**Action item**
Each line holding the string "woman" is to be copied from the data.

**Exercise material**

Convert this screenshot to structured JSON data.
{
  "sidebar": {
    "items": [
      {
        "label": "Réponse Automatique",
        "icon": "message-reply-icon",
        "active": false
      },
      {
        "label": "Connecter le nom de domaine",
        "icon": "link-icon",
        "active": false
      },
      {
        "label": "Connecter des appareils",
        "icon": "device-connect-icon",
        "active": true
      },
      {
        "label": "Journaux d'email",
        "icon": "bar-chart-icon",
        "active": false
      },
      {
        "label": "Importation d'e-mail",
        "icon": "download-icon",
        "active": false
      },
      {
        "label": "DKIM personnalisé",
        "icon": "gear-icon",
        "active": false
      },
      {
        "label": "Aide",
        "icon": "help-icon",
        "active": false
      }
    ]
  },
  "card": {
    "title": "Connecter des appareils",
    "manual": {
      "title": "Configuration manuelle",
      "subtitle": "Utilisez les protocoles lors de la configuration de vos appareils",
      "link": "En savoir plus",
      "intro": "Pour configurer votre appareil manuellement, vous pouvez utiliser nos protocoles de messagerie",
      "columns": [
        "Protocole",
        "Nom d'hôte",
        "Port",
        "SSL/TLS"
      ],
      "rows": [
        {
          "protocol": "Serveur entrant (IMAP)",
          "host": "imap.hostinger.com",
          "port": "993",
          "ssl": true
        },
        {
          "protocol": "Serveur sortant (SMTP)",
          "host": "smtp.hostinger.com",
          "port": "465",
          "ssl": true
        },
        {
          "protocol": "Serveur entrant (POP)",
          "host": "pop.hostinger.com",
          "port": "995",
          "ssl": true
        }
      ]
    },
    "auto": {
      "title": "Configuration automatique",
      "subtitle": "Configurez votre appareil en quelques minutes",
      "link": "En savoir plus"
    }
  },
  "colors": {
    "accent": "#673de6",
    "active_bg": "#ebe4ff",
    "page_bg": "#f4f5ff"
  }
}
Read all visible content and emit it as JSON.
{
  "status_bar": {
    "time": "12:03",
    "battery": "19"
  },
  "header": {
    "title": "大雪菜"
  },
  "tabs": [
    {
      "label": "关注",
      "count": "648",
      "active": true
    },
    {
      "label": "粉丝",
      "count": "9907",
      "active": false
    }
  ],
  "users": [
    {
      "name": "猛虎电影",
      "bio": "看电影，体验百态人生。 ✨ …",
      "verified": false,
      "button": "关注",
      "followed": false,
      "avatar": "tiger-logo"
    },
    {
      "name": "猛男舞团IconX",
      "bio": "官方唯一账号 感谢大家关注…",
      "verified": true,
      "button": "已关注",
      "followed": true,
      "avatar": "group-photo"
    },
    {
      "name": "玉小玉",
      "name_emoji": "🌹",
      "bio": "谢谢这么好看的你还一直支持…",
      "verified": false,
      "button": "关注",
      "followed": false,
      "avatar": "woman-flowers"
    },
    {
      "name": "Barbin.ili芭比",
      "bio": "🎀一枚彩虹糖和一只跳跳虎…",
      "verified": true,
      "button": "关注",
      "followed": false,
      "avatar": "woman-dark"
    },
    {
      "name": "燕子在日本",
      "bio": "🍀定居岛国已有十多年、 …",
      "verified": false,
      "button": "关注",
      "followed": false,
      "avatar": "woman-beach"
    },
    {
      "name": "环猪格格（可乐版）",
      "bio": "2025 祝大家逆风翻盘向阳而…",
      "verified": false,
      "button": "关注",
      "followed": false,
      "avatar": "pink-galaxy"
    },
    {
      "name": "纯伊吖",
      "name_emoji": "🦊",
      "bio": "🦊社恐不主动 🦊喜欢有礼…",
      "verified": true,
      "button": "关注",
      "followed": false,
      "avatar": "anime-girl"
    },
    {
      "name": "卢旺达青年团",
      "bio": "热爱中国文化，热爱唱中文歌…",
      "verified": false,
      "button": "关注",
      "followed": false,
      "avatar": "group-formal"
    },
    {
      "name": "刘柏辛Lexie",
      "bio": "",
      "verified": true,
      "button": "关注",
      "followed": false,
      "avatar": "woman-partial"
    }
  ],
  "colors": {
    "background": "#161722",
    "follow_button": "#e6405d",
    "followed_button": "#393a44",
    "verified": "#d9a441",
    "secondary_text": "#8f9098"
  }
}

**Task answer**
      "avatar": "woman-flowers"
      "avatar": "woman-dark"
      "avatar": "woman-beach"
      "avatar": "woman-partial"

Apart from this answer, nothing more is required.